_TRY IT:_
Sort through the material below and copy each line with "data".
★ ★ ★ ★ ★
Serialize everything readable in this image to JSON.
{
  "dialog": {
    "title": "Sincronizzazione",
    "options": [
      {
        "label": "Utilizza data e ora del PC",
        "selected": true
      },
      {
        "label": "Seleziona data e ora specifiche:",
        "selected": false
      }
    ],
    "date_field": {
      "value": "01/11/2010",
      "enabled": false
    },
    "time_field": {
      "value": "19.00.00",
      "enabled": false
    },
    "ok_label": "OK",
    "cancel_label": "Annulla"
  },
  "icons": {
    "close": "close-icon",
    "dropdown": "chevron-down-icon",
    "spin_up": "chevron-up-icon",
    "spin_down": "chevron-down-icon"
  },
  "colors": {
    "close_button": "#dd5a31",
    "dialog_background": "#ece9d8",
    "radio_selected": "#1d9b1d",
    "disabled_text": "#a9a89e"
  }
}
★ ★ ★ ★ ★
_REPLY:_
        "label": "Utilizza data e ora del PC",
        "label": "Seleziona data e ora specifiche:",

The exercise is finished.